Repeat the entries exactly but omit the pictures.
──────── Dataset records ────────
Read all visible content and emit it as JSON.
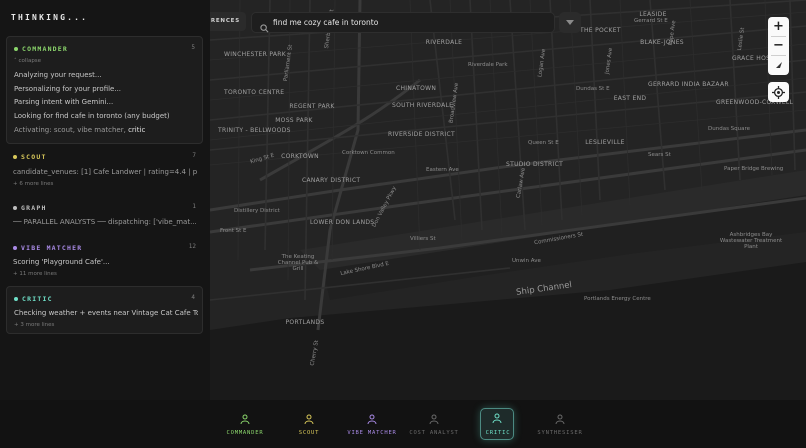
{
  "panel": {
    "title": "THINKING...",
    "cards": [
      {
        "name": "COMMANDER",
        "color": "#8bd66c",
        "count": "5",
        "collapse_label": "collapse",
        "lines": [
          "Analyzing your request...",
          "Personalizing for your profile...",
          "Parsing intent with Gemini...",
          "Looking for find cafe in toronto (any budget)"
        ],
        "activating_prefix": "Activating:",
        "activating_agents": "scout, vibe matcher,",
        "activating_last": "critic"
      },
      {
        "name": "SCOUT",
        "color": "#d8c85a",
        "count": "7",
        "line": "candidate_venues: [1] Cafe Landwer | rating=4.4 | pri...",
        "more": "+ 6 more lines"
      },
      {
        "name": "GRAPH",
        "color": "#bdbdbd",
        "count": "1",
        "line": "── PARALLEL ANALYSTS ── dispatching: ['vibe_mat..."
      },
      {
        "name": "VIBE MATCHER",
        "color": "#a98ae6",
        "count": "12",
        "line": "Scoring 'Playground Cafe'...",
        "more": "+ 11 more lines"
      },
      {
        "name": "CRITIC",
        "color": "#6fe0c8",
        "count": "4",
        "line": "Checking weather + events near Vintage Cat Cafe Tor...",
        "more": "+ 3 more lines"
      }
    ]
  },
  "search": {
    "preferences_chip": "ERENCES",
    "query": "find me cozy cafe in toronto",
    "search_icon": "search-icon",
    "filter_icon": "chevron-down-icon"
  },
  "map_controls": {
    "zoom_in": "+",
    "zoom_out": "−",
    "compass_icon": "compass-icon",
    "locate_icon": "locate-icon"
  },
  "map_labels": {
    "districts": [
      "WINCHESTER PARK",
      "TRINITY - BELLWOODS",
      "RIVERDALE",
      "SOUTH RIVERDALE",
      "CHINATOWN",
      "TORONTO CENTRE",
      "REGENT PARK",
      "MOSS PARK",
      "CORKTOWN",
      "CANARY DISTRICT",
      "LEASIDE",
      "RIVERSIDE DISTRICT",
      "LESLIEVILLE",
      "LOWER DON LANDS",
      "PORTLANDS",
      "EAST END",
      "GERRARD INDIA BAZAAR",
      "STUDIO DISTRICT",
      "GRACE HOSP",
      "THE POCKET",
      "BLAKE-JONES",
      "GREENWOOD-COXWELL"
    ],
    "streets": [
      "Queen St E",
      "Eastern Ave",
      "Commissioners St",
      "Lake Shore Blvd E",
      "Unwin Ave",
      "Villiers St",
      "Gerrard St E",
      "Dundas St E",
      "Carlaw Ave",
      "King St E",
      "Front St E",
      "Don Valley Pkwy",
      "Cherry St",
      "Carlaw Ave",
      "Broadview Ave",
      "Logan Ave",
      "Jones Ave",
      "Pape Ave",
      "Leslie St",
      "Parliament St",
      "Sherbourne St"
    ],
    "water": "Ship Channel",
    "pois": [
      "Portlands Energy Centre",
      "The Keating Channel Pub & Grill",
      "Distillery District",
      "Ashbridges Bay Wastewater Treatment Plant",
      "Riverdale Park",
      "Sears St",
      "Dundas Square",
      "Corktown Common",
      "Paper Bridge Brewing"
    ]
  },
  "bottom_bar": {
    "agents": [
      {
        "label": "COMMANDER",
        "color": "#8bd66c",
        "icon": "agent-icon",
        "selected": false
      },
      {
        "label": "SCOUT",
        "color": "#d8c85a",
        "icon": "agent-icon",
        "selected": false
      },
      {
        "label": "VIBE MATCHER",
        "color": "#a98ae6",
        "icon": "agent-icon",
        "selected": false
      },
      {
        "label": "COST ANALYST",
        "color": "#6a6a6a",
        "icon": "agent-icon",
        "selected": false
      },
      {
        "label": "CRITIC",
        "color": "#6fe0c8",
        "icon": "agent-icon",
        "selected": true
      },
      {
        "label": "SYNTHESISER",
        "color": "#6a6a6a",
        "icon": "agent-icon",
        "selected": false
      }
    ]
  }
}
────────
> Output for this exercise:
Read all visible content and emit it as JSON.
{
  "panel": {
    "title": "THINKING...",
    "cards": [
      {
        "name": "COMMANDER",
        "color": "#8bd66c",
        "count": "5",
        "collapse_label": "collapse",
        "lines": [
          "Analyzing your request...",
          "Personalizing for your profile...",
          "Parsing intent with Gemini...",
          "Looking for find cafe in toronto (any budget)"
        ],
        "activating_prefix": "Activating:",
        "activating_agents": "scout, vibe matcher,",
        "activating_last": "critic"
      },
      {
        "name": "SCOUT",
        "color": "#d8c85a",
        "count": "7",
        "line": "candidate_venues: [1] Cafe Landwer | rating=4.4 | pri...",
        "more": "+ 6 more lines"
      },
      {
        "name": "GRAPH",
        "color": "#bdbdbd",
        "count": "1",
        "line": "── PARALLEL ANALYSTS ── dispatching: ['vibe_mat..."
      },
      {
        "name": "VIBE MATCHER",
        "color": "#a98ae6",
        "count": "12",
        "line": "Scoring 'Playground Cafe'...",
        "more": "+ 11 more lines"
      },
      {
        "name": "CRITIC",
        "color": "#6fe0c8",
        "count": "4",
        "line": "Checking weather + events near Vintage Cat Cafe Tor...",
        "more": "+ 3 more lines"
      }
    ]
  },
  "search": {
    "preferences_chip": "ERENCES",
    "query": "find me cozy cafe in toronto",
    "search_icon": "search-icon",
    "filter_icon": "chevron-down-icon"
  },
  "map_controls": {
    "zoom_in": "+",
    "zoom_out": "−",
    "compass_icon": "compass-icon",
    "locate_icon": "locate-icon"
  },
  "map_labels": {
    "districts": [
      "WINCHESTER PARK",
      "TRINITY - BELLWOODS",
      "RIVERDALE",
      "SOUTH RIVERDALE",
      "CHINATOWN",
      "TORONTO CENTRE",
      "REGENT PARK",
      "MOSS PARK",
      "CORKTOWN",
      "CANARY DISTRICT",
      "LEASIDE",
      "RIVERSIDE DISTRICT",
      "LESLIEVILLE",
      "LOWER DON LANDS",
      "PORTLANDS",
      "EAST END",
      "GERRARD INDIA BAZAAR",
      "STUDIO DISTRICT",
      "GRACE HOSP",
      "THE POCKET",
      "BLAKE-JONES",
      "GREENWOOD-COXWELL"
    ],
    "streets": [
      "Queen St E",
      "Eastern Ave",
      "Commissioners St",
      "Lake Shore Blvd E",
      "Unwin Ave",
      "Villiers St",
      "Gerrard St E",
      "Dundas St E",
      "Carlaw Ave",
      "King St E",
      "Front St E",
      "Don Valley Pkwy",
      "Cherry St",
      "Carlaw Ave",
      "Broadview Ave",
      "Logan Ave",
      "Jones Ave",
      "Pape Ave",
      "Leslie St",
      "Parliament St",
      "Sherbourne St"
    ],
    "water": "Ship Channel",
    "pois": [
      "Portlands Energy Centre",
      "The Keating Channel Pub & Grill",
      "Distillery District",
      "Ashbridges Bay Wastewater Treatment Plant",
      "Riverdale Park",
      "Sears St",
      "Dundas Square",
      "Corktown Common",
      "Paper Bridge Brewing"
    ]
  },
  "bottom_bar": {
    "agents": [
      {
        "label": "COMMANDER",
        "color": "#8bd66c",
        "icon": "agent-icon",
        "selected": false
      },
      {
        "label": "SCOUT",
        "color": "#d8c85a",
        "icon": "agent-icon",
        "selected": false
      },
      {
        "label": "VIBE MATCHER",
        "color": "#a98ae6",
        "icon": "agent-icon",
        "selected": false
      },
      {
        "label": "COST ANALYST",
        "color": "#6a6a6a",
        "icon": "agent-icon",
        "selected": false
      },
      {
        "label": "CRITIC",
        "color": "#6fe0c8",
        "icon": "agent-icon",
        "selected": true
      },
      {
        "label": "SYNTHESISER",
        "color": "#6a6a6a",
        "icon": "agent-icon",
        "selected": false
      }
    ]
  }
}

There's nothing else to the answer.